> it be muktzeh, especially if it could be easy to turn it off by
> accident? 

Why would a lamp be muktzeh to move? A fan is not and even flowers are not.



From: Eli Delman <eli.delman@...>
Date: Mon, 31 May 2004 11:06:49 -0400
Subject: RE: Vocalization of Mordechai

The Minchas Shai (Esther 2:5) comments that in France and Germany,
Mordechai appears with a Chataf Kamatz beneath the Dalet except where
the next word is "Ha-Yehudi", in which case there is a sh'va beneath the
Dalet [probably to give the two-word name some "balance"]. In Spain,
however, the Chataf Kamatz appears consistently.



From: N Miller <nm1921@...>
Date: Mon, 31 May 2004 11:40:03 -0400
Subject: Re: Wigs

Yossi Ginzberg writes:

> While I strongly took a stand against this simplistic explanation of a
> minhag Yisroel offline, here I must point out that there is a long and
> very well-known mishnaic sugya of "Betula Niseis", (days of the week
> when a virgin is allowed to marry), and the Talmud elaborates on the
> issue (and avoidance of) "tiboel L'hegmon techila", the "right" of the
> local governor to deflower her.
> While this clearly was not in the middle ages, nor was it the reason for
> head-shaving, it did figure into Jewish issues, and I think this would
> certainly qualify as "in the voliminous Jewish record".

It most certainly does and I am grateful for the correction.

Noyekh Miller

From: Ephraim Tabory <tabore@...>
Date: Wed, 2 Jun 2004 11:58:04 +0200
Subject: Wigs

I am searching for the alleged Hindu ritual that has led to the latest
"off with their wigs" reaction. I have not found any indication of such
a ritual on Hindu or/and Indian web sites. Are there readers who have
first hand knowledge of such a ritual (or who can point me to a primary
source about this) please? Thanks.

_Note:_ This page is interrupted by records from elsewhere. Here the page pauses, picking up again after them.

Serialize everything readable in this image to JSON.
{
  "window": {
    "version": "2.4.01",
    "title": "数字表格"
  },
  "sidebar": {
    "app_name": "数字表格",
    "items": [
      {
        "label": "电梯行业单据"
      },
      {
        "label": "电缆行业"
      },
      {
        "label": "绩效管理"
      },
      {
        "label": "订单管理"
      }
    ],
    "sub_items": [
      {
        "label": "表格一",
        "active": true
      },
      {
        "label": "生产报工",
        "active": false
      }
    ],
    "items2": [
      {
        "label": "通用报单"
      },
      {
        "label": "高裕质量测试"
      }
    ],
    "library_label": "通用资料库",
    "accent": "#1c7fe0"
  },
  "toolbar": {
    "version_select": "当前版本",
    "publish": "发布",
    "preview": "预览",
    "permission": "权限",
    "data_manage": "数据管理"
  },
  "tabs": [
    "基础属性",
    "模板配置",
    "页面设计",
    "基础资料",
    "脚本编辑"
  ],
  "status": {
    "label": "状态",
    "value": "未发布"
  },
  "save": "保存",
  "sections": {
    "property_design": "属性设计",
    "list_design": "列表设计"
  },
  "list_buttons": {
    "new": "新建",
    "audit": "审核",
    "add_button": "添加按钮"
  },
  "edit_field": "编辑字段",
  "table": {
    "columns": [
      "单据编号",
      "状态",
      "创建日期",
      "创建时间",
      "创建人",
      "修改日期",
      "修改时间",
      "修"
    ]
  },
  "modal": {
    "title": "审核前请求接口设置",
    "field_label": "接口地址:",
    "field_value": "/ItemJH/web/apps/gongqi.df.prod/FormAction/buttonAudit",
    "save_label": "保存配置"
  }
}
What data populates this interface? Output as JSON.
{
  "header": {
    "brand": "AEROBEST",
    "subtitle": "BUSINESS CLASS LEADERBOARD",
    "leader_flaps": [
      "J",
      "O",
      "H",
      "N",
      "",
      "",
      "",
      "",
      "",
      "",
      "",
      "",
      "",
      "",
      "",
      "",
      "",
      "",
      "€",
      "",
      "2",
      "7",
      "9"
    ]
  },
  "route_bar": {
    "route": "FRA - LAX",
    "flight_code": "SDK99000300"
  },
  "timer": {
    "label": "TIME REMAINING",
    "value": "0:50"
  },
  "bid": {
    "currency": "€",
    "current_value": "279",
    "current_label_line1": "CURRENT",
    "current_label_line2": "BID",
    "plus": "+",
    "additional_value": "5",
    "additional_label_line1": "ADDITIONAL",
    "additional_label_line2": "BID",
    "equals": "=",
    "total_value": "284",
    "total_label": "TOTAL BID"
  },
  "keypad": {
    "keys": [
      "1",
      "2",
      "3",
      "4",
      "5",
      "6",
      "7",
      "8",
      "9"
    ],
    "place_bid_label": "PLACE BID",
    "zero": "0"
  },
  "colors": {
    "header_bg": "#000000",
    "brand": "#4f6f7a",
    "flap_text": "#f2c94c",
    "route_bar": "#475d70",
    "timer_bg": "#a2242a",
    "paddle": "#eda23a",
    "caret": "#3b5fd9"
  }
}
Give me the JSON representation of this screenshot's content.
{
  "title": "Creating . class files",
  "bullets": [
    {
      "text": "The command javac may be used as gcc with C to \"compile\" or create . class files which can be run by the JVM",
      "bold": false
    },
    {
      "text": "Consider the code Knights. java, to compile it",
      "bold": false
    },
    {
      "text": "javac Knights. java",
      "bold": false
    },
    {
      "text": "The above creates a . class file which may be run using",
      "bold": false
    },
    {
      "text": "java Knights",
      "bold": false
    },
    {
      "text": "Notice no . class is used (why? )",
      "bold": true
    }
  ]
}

[See, for example, the reference in Isaac Balbin's posting above,
although that author argues that the ritual is Buddist not Hindu. Avi]


End of Volume 42 Issue 88